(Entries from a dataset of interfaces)
________

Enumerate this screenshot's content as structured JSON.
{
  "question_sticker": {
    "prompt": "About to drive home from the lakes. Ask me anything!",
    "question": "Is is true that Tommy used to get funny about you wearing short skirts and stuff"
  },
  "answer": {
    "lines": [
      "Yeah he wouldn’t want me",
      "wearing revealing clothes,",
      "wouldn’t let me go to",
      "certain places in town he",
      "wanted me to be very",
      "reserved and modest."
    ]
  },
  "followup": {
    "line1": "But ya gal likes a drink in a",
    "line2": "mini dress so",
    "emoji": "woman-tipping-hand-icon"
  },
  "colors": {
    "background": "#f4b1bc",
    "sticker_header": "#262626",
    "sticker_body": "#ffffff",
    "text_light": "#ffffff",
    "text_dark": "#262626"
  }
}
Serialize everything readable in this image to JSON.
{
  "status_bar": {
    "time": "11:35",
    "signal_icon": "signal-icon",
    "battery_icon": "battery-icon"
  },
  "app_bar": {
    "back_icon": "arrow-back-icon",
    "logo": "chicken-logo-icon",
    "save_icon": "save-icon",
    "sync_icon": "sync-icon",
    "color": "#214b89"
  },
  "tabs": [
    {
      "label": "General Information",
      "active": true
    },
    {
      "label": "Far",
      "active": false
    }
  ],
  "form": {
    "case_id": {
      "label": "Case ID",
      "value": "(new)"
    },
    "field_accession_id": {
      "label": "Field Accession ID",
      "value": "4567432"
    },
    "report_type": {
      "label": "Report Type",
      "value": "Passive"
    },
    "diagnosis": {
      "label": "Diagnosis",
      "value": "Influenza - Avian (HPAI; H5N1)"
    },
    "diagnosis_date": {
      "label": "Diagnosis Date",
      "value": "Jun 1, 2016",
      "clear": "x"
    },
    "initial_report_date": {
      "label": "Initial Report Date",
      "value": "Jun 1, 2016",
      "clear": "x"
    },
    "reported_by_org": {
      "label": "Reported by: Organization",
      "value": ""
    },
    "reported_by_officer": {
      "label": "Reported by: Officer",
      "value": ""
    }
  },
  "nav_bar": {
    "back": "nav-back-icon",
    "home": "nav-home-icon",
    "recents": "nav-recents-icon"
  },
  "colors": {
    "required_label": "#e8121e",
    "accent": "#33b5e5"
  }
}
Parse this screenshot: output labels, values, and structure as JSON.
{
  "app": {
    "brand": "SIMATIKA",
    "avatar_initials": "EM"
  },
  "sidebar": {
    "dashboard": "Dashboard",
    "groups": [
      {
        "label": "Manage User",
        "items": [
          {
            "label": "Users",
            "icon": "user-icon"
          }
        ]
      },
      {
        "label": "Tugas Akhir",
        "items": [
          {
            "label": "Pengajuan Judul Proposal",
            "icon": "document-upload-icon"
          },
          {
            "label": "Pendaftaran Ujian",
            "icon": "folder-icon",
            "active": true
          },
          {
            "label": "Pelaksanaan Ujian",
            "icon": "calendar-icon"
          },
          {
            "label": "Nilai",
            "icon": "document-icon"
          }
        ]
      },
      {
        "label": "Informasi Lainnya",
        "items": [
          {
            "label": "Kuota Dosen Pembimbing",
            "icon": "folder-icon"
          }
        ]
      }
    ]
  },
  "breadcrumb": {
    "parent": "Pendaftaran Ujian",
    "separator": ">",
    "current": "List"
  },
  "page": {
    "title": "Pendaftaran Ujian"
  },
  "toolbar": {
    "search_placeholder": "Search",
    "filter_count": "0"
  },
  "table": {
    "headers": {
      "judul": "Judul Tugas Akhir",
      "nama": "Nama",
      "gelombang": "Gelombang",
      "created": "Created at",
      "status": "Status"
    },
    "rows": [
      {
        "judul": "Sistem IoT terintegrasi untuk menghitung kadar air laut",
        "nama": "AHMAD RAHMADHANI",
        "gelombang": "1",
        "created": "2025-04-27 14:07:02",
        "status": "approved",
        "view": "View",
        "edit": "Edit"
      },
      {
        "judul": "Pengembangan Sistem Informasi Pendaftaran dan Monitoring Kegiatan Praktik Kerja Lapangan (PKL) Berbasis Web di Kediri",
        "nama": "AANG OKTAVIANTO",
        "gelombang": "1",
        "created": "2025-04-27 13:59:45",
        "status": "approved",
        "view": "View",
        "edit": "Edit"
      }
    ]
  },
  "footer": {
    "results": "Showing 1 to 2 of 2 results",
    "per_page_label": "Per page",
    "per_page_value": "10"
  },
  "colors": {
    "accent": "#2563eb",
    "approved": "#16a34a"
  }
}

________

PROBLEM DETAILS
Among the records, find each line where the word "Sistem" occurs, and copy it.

EXERCISE RESULT
        "judul": "Sistem IoT terintegrasi untuk menghitung kadar air laut",
        "judul": "Pengembangan Sistem Informasi Pendaftaran dan Monitoring Kegiatan Praktik Kerja Lapangan (PKL) Berbasis Web di Kediri",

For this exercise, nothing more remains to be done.